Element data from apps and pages
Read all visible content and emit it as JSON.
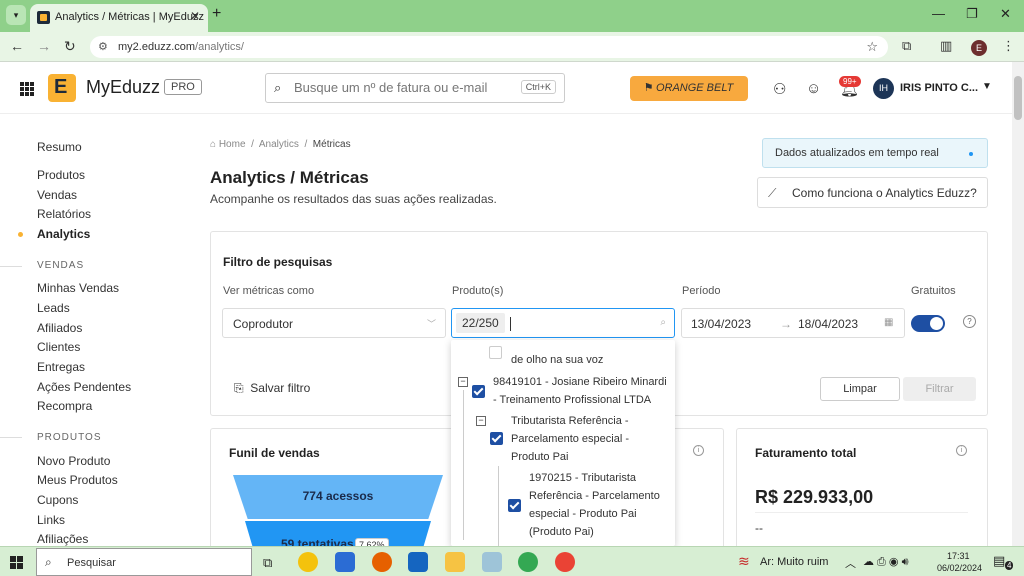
{
  "browser": {
    "tab_title": "Analytics / Métricas | MyEduzz",
    "url_host": "my2.eduzz.com",
    "url_path": "/analytics/",
    "profile_letter": "E"
  },
  "header": {
    "brand": "MyEduzz",
    "plan": "PRO",
    "search_placeholder": "Busque um nº de fatura ou e-mail",
    "search_shortcut": "Ctrl+K",
    "belt_label": "ORANGE BELT",
    "notif_count": "99+",
    "user_initials": "IH",
    "user_name": "IRIS PINTO C..."
  },
  "sidebar": {
    "top_items": [
      {
        "label": "Resumo"
      },
      {
        "label": "Produtos"
      },
      {
        "label": "Vendas"
      },
      {
        "label": "Relatórios"
      },
      {
        "label": "Analytics"
      }
    ],
    "sales_title": "VENDAS",
    "sales_items": [
      {
        "label": "Minhas Vendas"
      },
      {
        "label": "Leads"
      },
      {
        "label": "Afiliados"
      },
      {
        "label": "Clientes"
      },
      {
        "label": "Entregas"
      },
      {
        "label": "Ações Pendentes"
      },
      {
        "label": "Recompra"
      }
    ],
    "products_title": "PRODUTOS",
    "products_items": [
      {
        "label": "Novo Produto"
      },
      {
        "label": "Meus Produtos"
      },
      {
        "label": "Cupons"
      },
      {
        "label": "Links"
      },
      {
        "label": "Afiliações"
      }
    ]
  },
  "main": {
    "breadcrumb": {
      "home": "Home",
      "sep": "/",
      "analytics": "Analytics",
      "current": "Métricas"
    },
    "title": "Analytics / Métricas",
    "subtitle": "Acompanhe os resultados das suas ações realizadas.",
    "realtime": "Dados atualizados em tempo real",
    "howto": "Como funciona o Analytics Eduzz?",
    "filter": {
      "title": "Filtro de pesquisas",
      "view_label": "Ver métricas como",
      "view_value": "Coprodutor",
      "product_label": "Produto(s)",
      "product_count": "22/250",
      "period_label": "Período",
      "date_from": "13/04/2023",
      "date_arrow": "→",
      "date_to": "18/04/2023",
      "free_label": "Gratuitos",
      "save_label": "Salvar filtro",
      "clear_label": "Limpar",
      "apply_label": "Filtrar"
    },
    "dropdown": [
      {
        "text": "de olho na sua voz",
        "checked": false
      },
      {
        "text": "98419101 - Josiane Ribeiro Minardi - Treinamento Profissional LTDA",
        "checked": true
      },
      {
        "text": "Tributarista Referência - Parcelamento especial - Produto Pai",
        "checked": true
      },
      {
        "text": "1970215 - Tributarista Referência - Parcelamento especial - Produto Pai (Produto Pai)",
        "checked": true
      }
    ],
    "funnel": {
      "title": "Funil de vendas",
      "top_label": "774 acessos",
      "mid_label": "59 tentativas",
      "mid_pct": "7,62%"
    },
    "revenue": {
      "title": "Faturamento total",
      "value": "R$ 229.933,00",
      "sub": "--"
    }
  },
  "taskbar": {
    "search_label": "Pesquisar",
    "weather": "Ar: Muito ruim",
    "time": "17:31",
    "date": "06/02/2024",
    "notif": "4"
  },
  "colors": {
    "accent": "#f9b233",
    "primary": "#1e4fa3",
    "funnel_top": "#64b5f6",
    "funnel_mid": "#2196f3",
    "belt": "#f8a93e",
    "chrome": "#8fd08a"
  }
}
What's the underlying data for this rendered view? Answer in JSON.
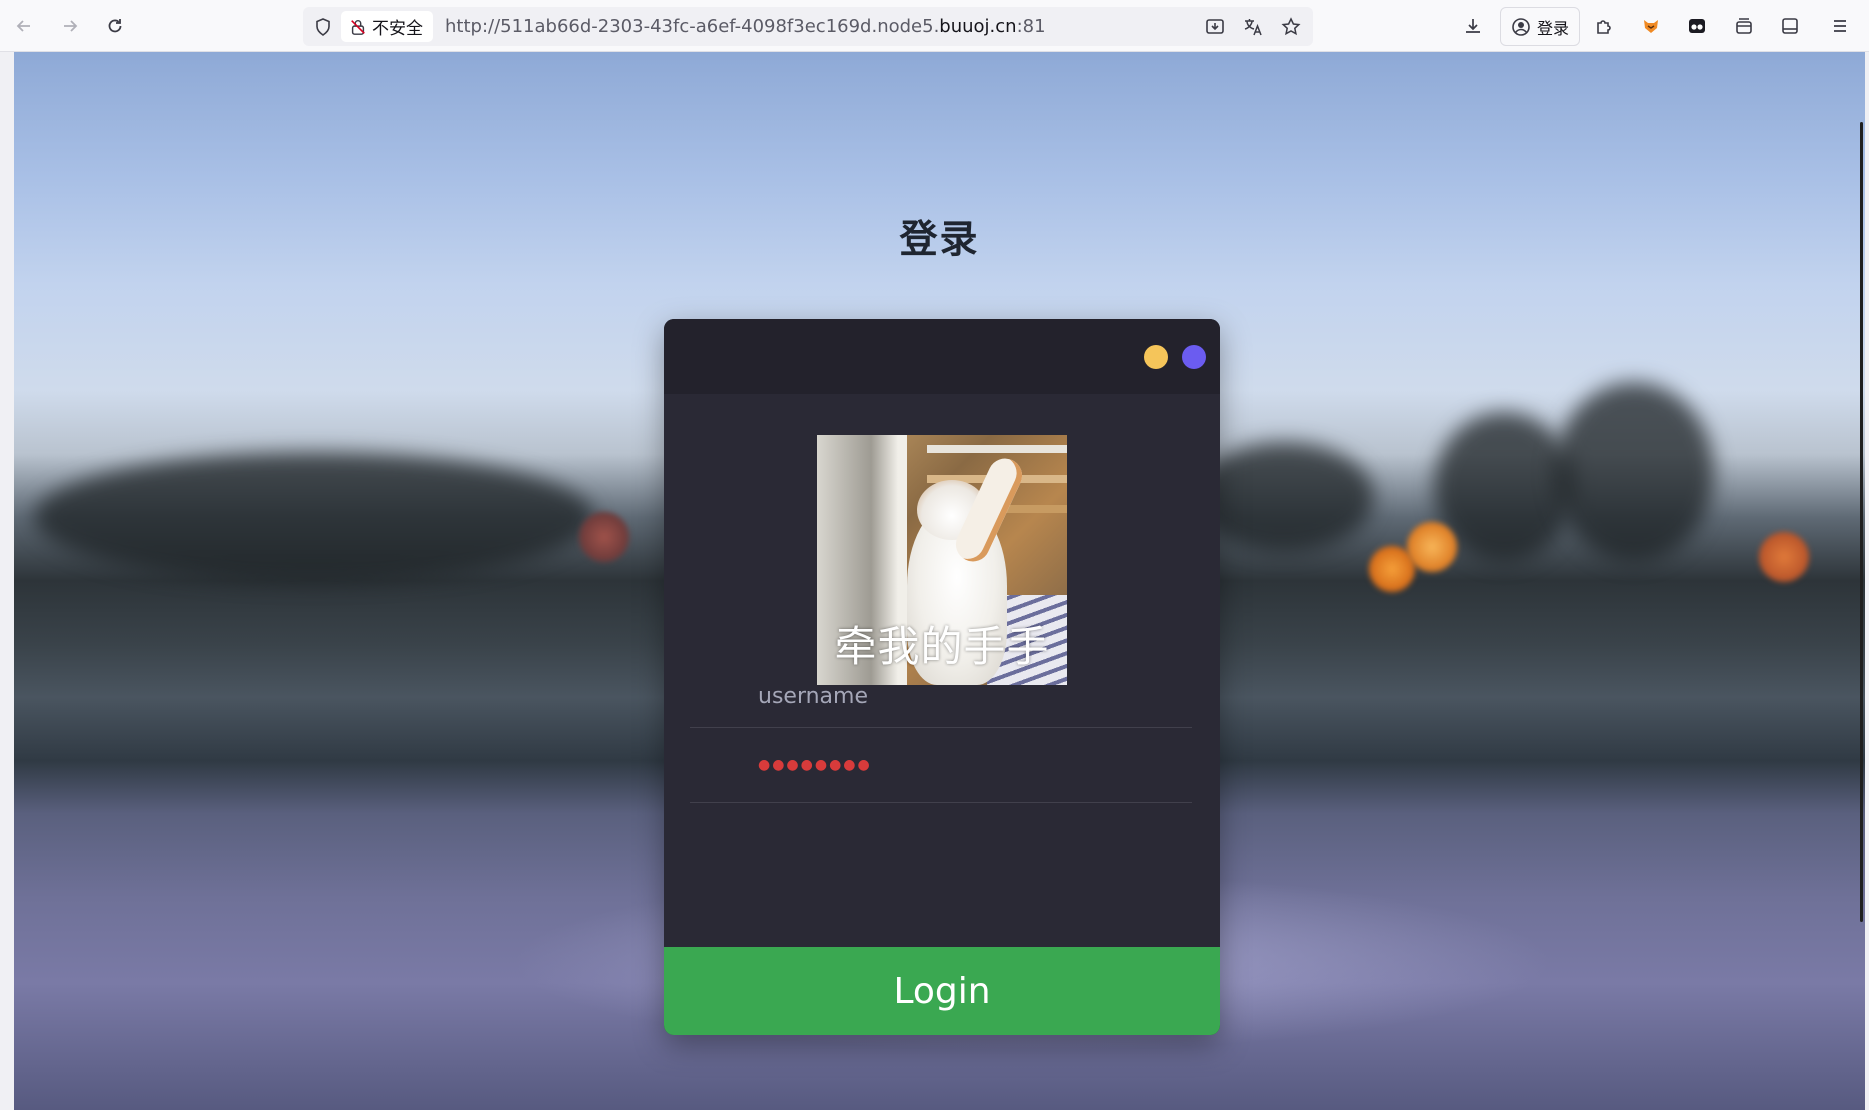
{
  "browser": {
    "nav": {
      "back_icon": "arrow-left-icon",
      "forward_icon": "arrow-right-icon",
      "reload_icon": "reload-icon"
    },
    "security_label": "不安全",
    "url_prefix": "http://511ab66d-2303-43fc-a6ef-4098f3ec169d.node5.",
    "url_host": "buuoj.cn",
    "url_suffix": ":81",
    "account_label": "登录"
  },
  "page": {
    "title": "登录",
    "card": {
      "window_dots": [
        "#f5c55a",
        "#6b5cf0"
      ],
      "image_caption": "牵我的手手",
      "username_placeholder": "username",
      "password_value": "●●●●●●●●",
      "login_label": "Login"
    }
  },
  "colors": {
    "card_bg": "#2a2935",
    "card_header": "#23222c",
    "login_button": "#3aa851",
    "password_dots": "#d83b3b"
  }
}
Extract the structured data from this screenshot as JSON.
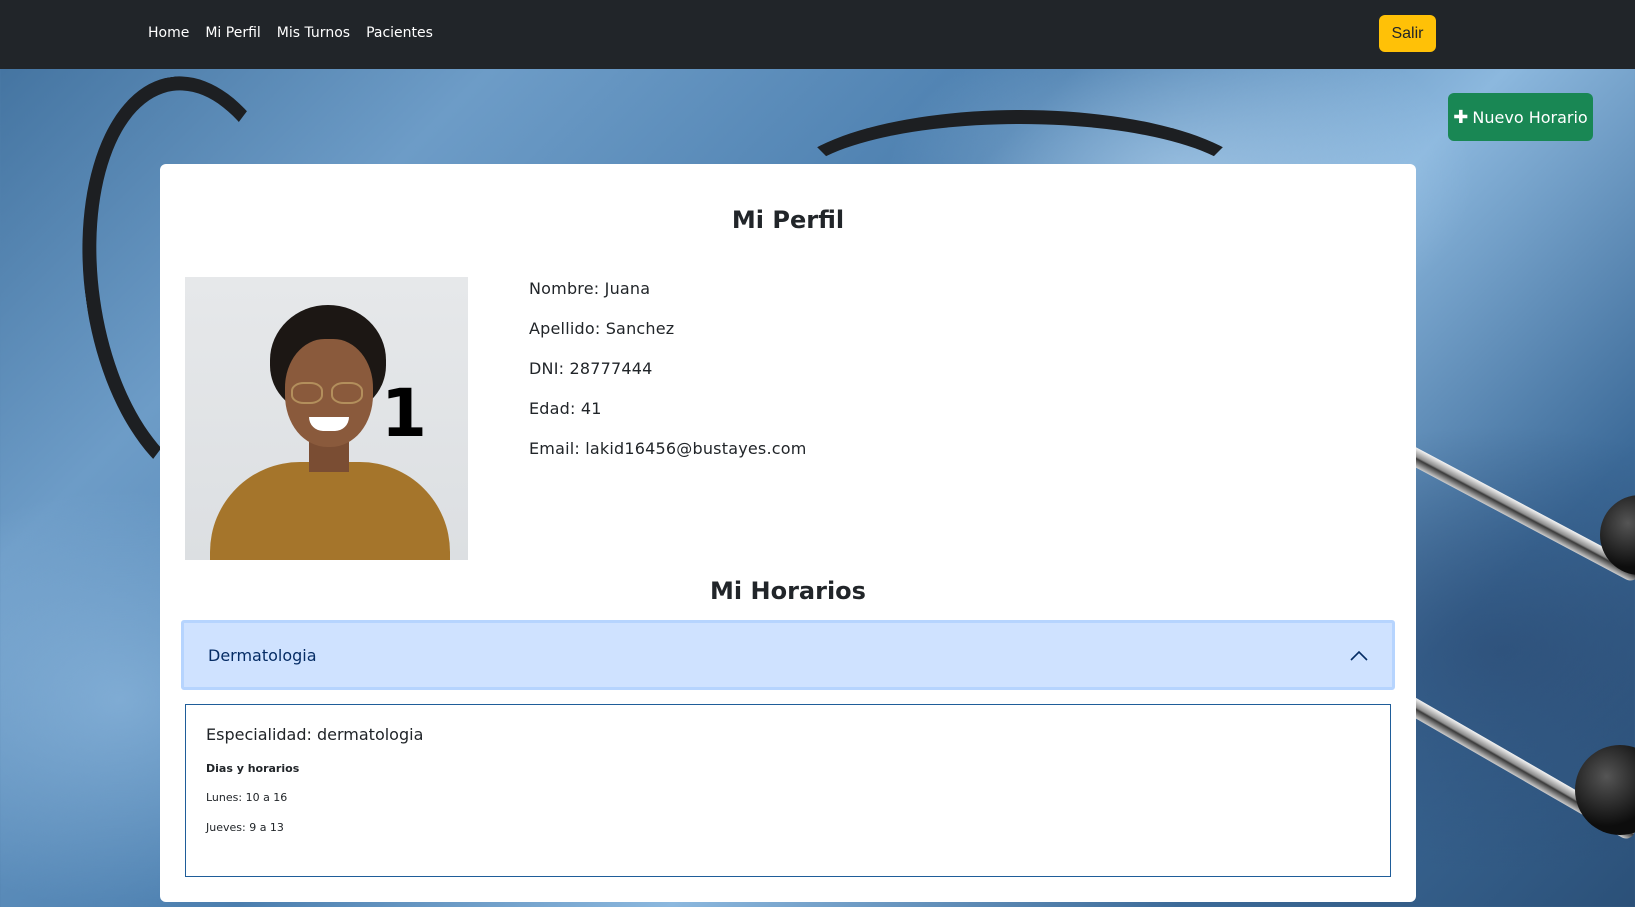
{
  "nav": {
    "links": [
      "Home",
      "Mi Perfil",
      "Mis Turnos",
      "Pacientes"
    ],
    "logout_label": "Salir"
  },
  "actions": {
    "new_schedule_label": "Nuevo Horario",
    "new_schedule_icon": "plus-icon"
  },
  "profile": {
    "title": "Mi Perfil",
    "photo_number": "1",
    "fields": {
      "nombre": "Nombre: Juana",
      "apellido": "Apellido: Sanchez",
      "dni": "DNI: 28777444",
      "edad": "Edad: 41",
      "email": "Email: lakid16456@bustayes.com"
    }
  },
  "schedules": {
    "title": "Mi Horarios",
    "items": [
      {
        "header": "Dermatologia",
        "expanded": true,
        "especialidad": "Especialidad: dermatologia",
        "dias_title": "Dias y horarios",
        "dias": [
          "Lunes: 10 a 16",
          "Jueves: 9 a 13"
        ]
      }
    ]
  },
  "colors": {
    "navbar": "#212529",
    "logout_button": "#ffc107",
    "new_button": "#198754",
    "accordion_header": "#cfe2ff",
    "accordion_border": "#1f5d99"
  }
}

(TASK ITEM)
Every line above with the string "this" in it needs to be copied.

(WORKED SOLUTION)
What's the underlying data for this rendered view? Answer in JSON.
Extract the structured data from this screenshot as JSON.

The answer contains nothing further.